(Data records begins)

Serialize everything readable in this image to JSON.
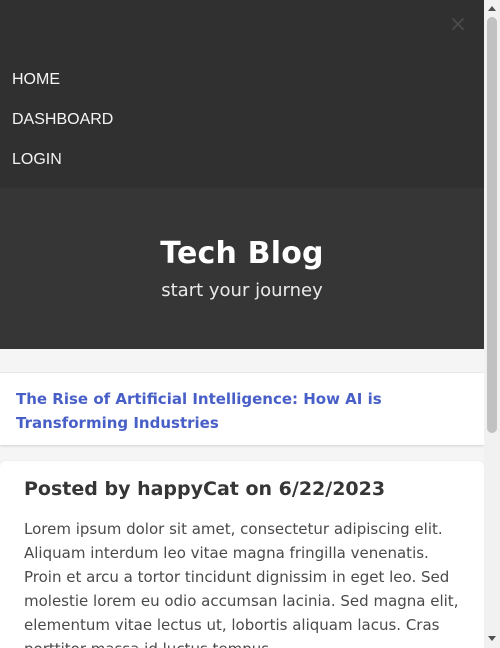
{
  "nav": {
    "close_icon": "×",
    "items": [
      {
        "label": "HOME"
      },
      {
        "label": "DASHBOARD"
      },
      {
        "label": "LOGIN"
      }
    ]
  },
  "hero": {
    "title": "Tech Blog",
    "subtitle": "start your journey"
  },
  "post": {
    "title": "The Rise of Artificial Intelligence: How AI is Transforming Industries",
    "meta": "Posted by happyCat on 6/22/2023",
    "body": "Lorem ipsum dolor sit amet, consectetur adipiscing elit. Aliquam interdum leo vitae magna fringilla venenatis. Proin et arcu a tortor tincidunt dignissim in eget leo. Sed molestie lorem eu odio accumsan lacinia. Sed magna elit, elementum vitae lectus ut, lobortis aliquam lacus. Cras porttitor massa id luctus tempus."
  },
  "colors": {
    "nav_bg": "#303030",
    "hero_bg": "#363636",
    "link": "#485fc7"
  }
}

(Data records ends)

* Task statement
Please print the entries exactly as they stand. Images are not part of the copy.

* Your response
Serialize everything readable in this image to JSON.
{
  "nav": {
    "close_icon": "×",
    "items": [
      {
        "label": "HOME"
      },
      {
        "label": "DASHBOARD"
      },
      {
        "label": "LOGIN"
      }
    ]
  },
  "hero": {
    "title": "Tech Blog",
    "subtitle": "start your journey"
  },
  "post": {
    "title": "The Rise of Artificial Intelligence: How AI is Transforming Industries",
    "meta": "Posted by happyCat on 6/22/2023",
    "body": "Lorem ipsum dolor sit amet, consectetur adipiscing elit. Aliquam interdum leo vitae magna fringilla venenatis. Proin et arcu a tortor tincidunt dignissim in eget leo. Sed molestie lorem eu odio accumsan lacinia. Sed magna elit, elementum vitae lectus ut, lobortis aliquam lacus. Cras porttitor massa id luctus tempus."
  },
  "colors": {
    "nav_bg": "#303030",
    "hero_bg": "#363636",
    "link": "#485fc7"
  }
}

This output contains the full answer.